Exercise goal:
Copy the data precisely, keeping every character.

###

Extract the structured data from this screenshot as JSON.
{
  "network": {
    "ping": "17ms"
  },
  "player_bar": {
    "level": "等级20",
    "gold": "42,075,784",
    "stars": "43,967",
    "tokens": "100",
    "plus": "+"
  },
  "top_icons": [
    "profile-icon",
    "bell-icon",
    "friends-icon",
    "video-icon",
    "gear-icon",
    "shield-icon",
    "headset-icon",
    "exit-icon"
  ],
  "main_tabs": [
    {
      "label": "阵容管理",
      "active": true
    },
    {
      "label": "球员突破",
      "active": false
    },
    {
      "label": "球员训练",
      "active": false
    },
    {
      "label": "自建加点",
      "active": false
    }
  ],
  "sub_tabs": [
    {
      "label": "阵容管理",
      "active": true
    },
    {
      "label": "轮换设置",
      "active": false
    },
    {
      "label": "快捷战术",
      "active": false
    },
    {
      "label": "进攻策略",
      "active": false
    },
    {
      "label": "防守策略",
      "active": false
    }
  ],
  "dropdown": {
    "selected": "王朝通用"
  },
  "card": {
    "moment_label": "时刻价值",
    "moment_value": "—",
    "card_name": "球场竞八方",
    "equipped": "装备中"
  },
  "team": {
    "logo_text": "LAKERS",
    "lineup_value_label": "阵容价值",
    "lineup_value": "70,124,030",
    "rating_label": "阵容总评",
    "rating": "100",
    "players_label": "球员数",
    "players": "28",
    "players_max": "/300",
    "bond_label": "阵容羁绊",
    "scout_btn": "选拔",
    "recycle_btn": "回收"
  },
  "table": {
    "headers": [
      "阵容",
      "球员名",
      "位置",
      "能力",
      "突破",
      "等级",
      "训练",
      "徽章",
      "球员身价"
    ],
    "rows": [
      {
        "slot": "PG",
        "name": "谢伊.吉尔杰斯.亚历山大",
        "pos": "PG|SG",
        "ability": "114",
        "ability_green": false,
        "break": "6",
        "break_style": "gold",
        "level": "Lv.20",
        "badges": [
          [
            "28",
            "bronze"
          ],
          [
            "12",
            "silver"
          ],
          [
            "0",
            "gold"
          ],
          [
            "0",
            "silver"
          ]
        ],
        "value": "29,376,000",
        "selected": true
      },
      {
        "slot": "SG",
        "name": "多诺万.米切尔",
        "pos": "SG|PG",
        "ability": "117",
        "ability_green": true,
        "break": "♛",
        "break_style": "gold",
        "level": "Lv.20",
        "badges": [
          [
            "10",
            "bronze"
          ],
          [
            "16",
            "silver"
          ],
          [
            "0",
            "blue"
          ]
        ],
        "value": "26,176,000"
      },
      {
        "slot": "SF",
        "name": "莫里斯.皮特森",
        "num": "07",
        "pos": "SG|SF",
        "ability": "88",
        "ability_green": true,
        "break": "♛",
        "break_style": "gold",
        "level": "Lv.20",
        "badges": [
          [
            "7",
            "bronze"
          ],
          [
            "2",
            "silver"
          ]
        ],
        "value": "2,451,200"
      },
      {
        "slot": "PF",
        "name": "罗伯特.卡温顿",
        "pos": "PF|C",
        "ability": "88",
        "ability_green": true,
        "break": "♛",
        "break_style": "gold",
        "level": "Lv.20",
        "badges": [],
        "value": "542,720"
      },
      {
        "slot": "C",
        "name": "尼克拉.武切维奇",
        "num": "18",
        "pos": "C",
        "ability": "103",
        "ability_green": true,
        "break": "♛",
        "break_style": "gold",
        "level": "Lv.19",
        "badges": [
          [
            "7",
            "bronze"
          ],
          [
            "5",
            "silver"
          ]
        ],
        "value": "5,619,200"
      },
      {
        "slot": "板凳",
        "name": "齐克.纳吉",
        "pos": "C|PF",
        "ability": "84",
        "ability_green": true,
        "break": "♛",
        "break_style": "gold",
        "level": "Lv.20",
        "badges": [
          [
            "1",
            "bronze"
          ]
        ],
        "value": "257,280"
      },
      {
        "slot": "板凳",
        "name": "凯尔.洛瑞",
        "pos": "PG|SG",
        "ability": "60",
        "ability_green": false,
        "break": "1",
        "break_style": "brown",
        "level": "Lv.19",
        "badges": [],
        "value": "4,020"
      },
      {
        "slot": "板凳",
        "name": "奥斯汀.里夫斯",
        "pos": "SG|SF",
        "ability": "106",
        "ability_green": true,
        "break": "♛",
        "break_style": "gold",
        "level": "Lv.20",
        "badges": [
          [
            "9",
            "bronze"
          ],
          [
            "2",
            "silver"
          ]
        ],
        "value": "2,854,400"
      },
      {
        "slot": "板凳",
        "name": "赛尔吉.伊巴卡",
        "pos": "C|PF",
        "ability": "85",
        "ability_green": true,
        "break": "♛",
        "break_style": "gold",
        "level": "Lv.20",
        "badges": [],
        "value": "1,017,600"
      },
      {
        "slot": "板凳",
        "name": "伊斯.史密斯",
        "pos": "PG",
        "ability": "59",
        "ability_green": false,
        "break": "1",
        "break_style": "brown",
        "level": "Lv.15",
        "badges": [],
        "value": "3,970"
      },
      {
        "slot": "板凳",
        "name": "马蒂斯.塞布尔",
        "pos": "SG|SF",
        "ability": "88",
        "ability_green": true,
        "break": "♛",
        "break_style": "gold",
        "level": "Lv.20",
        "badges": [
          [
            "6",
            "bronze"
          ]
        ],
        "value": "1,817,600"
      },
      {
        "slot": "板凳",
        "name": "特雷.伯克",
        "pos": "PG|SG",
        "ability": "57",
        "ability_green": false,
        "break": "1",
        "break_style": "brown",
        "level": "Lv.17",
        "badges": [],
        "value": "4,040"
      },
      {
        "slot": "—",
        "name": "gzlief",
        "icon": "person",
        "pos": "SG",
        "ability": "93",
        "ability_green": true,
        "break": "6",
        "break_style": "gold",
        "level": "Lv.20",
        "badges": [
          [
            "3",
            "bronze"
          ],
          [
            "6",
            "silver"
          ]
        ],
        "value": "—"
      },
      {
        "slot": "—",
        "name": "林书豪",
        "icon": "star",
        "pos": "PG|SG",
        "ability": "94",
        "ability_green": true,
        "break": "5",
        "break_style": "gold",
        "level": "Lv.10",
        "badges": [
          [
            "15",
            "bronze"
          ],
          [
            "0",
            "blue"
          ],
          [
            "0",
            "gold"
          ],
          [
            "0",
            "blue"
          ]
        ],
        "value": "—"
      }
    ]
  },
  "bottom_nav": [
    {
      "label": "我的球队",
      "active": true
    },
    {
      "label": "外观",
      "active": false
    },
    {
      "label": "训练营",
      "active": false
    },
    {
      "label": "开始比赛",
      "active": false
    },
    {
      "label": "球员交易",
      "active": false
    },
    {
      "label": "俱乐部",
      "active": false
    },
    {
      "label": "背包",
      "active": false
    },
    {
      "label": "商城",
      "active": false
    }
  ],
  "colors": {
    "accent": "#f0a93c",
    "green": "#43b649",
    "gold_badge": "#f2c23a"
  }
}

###

Written response:
Extract the structured data from this screenshot as JSON.
{
  "network": {
    "ping": "17ms"
  },
  "player_bar": {
    "level": "等级20",
    "gold": "42,075,784",
    "stars": "43,967",
    "tokens": "100",
    "plus": "+"
  },
  "top_icons": [
    "profile-icon",
    "bell-icon",
    "friends-icon",
    "video-icon",
    "gear-icon",
    "shield-icon",
    "headset-icon",
    "exit-icon"
  ],
  "main_tabs": [
    {
      "label": "阵容管理",
      "active": true
    },
    {
      "label": "球员突破",
      "active": false
    },
    {
      "label": "球员训练",
      "active": false
    },
    {
      "label": "自建加点",
      "active": false
    }
  ],
  "sub_tabs": [
    {
      "label": "阵容管理",
      "active": true
    },
    {
      "label": "轮换设置",
      "active": false
    },
    {
      "label": "快捷战术",
      "active": false
    },
    {
      "label": "进攻策略",
      "active": false
    },
    {
      "label": "防守策略",
      "active": false
    }
  ],
  "dropdown": {
    "selected": "王朝通用"
  },
  "card": {
    "moment_label": "时刻价值",
    "moment_value": "—",
    "card_name": "球场竞八方",
    "equipped": "装备中"
  },
  "team": {
    "logo_text": "LAKERS",
    "lineup_value_label": "阵容价值",
    "lineup_value": "70,124,030",
    "rating_label": "阵容总评",
    "rating": "100",
    "players_label": "球员数",
    "players": "28",
    "players_max": "/300",
    "bond_label": "阵容羁绊",
    "scout_btn": "选拔",
    "recycle_btn": "回收"
  },
  "table": {
    "headers": [
      "阵容",
      "球员名",
      "位置",
      "能力",
      "突破",
      "等级",
      "训练",
      "徽章",
      "球员身价"
    ],
    "rows": [
      {
        "slot": "PG",
        "name": "谢伊.吉尔杰斯.亚历山大",
        "pos": "PG|SG",
        "ability": "114",
        "ability_green": false,
        "break": "6",
        "break_style": "gold",
        "level": "Lv.20",
        "badges": [
          [
            "28",
            "bronze"
          ],
          [
            "12",
            "silver"
          ],
          [
            "0",
            "gold"
          ],
          [
            "0",
            "silver"
          ]
        ],
        "value": "29,376,000",
        "selected": true
      },
      {
        "slot": "SG",
        "name": "多诺万.米切尔",
        "pos": "SG|PG",
        "ability": "117",
        "ability_green": true,
        "break": "♛",
        "break_style": "gold",
        "level": "Lv.20",
        "badges": [
          [
            "10",
            "bronze"
          ],
          [
            "16",
            "silver"
          ],
          [
            "0",
            "blue"
          ]
        ],
        "value": "26,176,000"
      },
      {
        "slot": "SF",
        "name": "莫里斯.皮特森",
        "num": "07",
        "pos": "SG|SF",
        "ability": "88",
        "ability_green": true,
        "break": "♛",
        "break_style": "gold",
        "level": "Lv.20",
        "badges": [
          [
            "7",
            "bronze"
          ],
          [
            "2",
            "silver"
          ]
        ],
        "value": "2,451,200"
      },
      {
        "slot": "PF",
        "name": "罗伯特.卡温顿",
        "pos": "PF|C",
        "ability": "88",
        "ability_green": true,
        "break": "♛",
        "break_style": "gold",
        "level": "Lv.20",
        "badges": [],
        "value": "542,720"
      },
      {
        "slot": "C",
        "name": "尼克拉.武切维奇",
        "num": "18",
        "pos": "C",
        "ability": "103",
        "ability_green": true,
        "break": "♛",
        "break_style": "gold",
        "level": "Lv.19",
        "badges": [
          [
            "7",
            "bronze"
          ],
          [
            "5",
            "silver"
          ]
        ],
        "value": "5,619,200"
      },
      {
        "slot": "板凳",
        "name": "齐克.纳吉",
        "pos": "C|PF",
        "ability": "84",
        "ability_green": true,
        "break": "♛",
        "break_style": "gold",
        "level": "Lv.20",
        "badges": [
          [
            "1",
            "bronze"
          ]
        ],
        "value": "257,280"
      },
      {
        "slot": "板凳",
        "name": "凯尔.洛瑞",
        "pos": "PG|SG",
        "ability": "60",
        "ability_green": false,
        "break": "1",
        "break_style": "brown",
        "level": "Lv.19",
        "badges": [],
        "value": "4,020"
      },
      {
        "slot": "板凳",
        "name": "奥斯汀.里夫斯",
        "pos": "SG|SF",
        "ability": "106",
        "ability_green": true,
        "break": "♛",
        "break_style": "gold",
        "level": "Lv.20",
        "badges": [
          [
            "9",
            "bronze"
          ],
          [
            "2",
            "silver"
          ]
        ],
        "value": "2,854,400"
      },
      {
        "slot": "板凳",
        "name": "赛尔吉.伊巴卡",
        "pos": "C|PF",
        "ability": "85",
        "ability_green": true,
        "break": "♛",
        "break_style": "gold",
        "level": "Lv.20",
        "badges": [],
        "value": "1,017,600"
      },
      {
        "slot": "板凳",
        "name": "伊斯.史密斯",
        "pos": "PG",
        "ability": "59",
        "ability_green": false,
        "break": "1",
        "break_style": "brown",
        "level": "Lv.15",
        "badges": [],
        "value": "3,970"
      },
      {
        "slot": "板凳",
        "name": "马蒂斯.塞布尔",
        "pos": "SG|SF",
        "ability": "88",
        "ability_green": true,
        "break": "♛",
        "break_style": "gold",
        "level": "Lv.20",
        "badges": [
          [
            "6",
            "bronze"
          ]
        ],
        "value": "1,817,600"
      },
      {
        "slot": "板凳",
        "name": "特雷.伯克",
        "pos": "PG|SG",
        "ability": "57",
        "ability_green": false,
        "break": "1",
        "break_style": "brown",
        "level": "Lv.17",
        "badges": [],
        "value": "4,040"
      },
      {
        "slot": "—",
        "name": "gzlief",
        "icon": "person",
        "pos": "SG",
        "ability": "93",
        "ability_green": true,
        "break": "6",
        "break_style": "gold",
        "level": "Lv.20",
        "badges": [
          [
            "3",
            "bronze"
          ],
          [
            "6",
            "silver"
          ]
        ],
        "value": "—"
      },
      {
        "slot": "—",
        "name": "林书豪",
        "icon": "star",
        "pos": "PG|SG",
        "ability": "94",
        "ability_green": true,
        "break": "5",
        "break_style": "gold",
        "level": "Lv.10",
        "badges": [
          [
            "15",
            "bronze"
          ],
          [
            "0",
            "blue"
          ],
          [
            "0",
            "gold"
          ],
          [
            "0",
            "blue"
          ]
        ],
        "value": "—"
      }
    ]
  },
  "bottom_nav": [
    {
      "label": "我的球队",
      "active": true
    },
    {
      "label": "外观",
      "active": false
    },
    {
      "label": "训练营",
      "active": false
    },
    {
      "label": "开始比赛",
      "active": false
    },
    {
      "label": "球员交易",
      "active": false
    },
    {
      "label": "俱乐部",
      "active": false
    },
    {
      "label": "背包",
      "active": false
    },
    {
      "label": "商城",
      "active": false
    }
  ],
  "colors": {
    "accent": "#f0a93c",
    "green": "#43b649",
    "gold_badge": "#f2c23a"
  }
}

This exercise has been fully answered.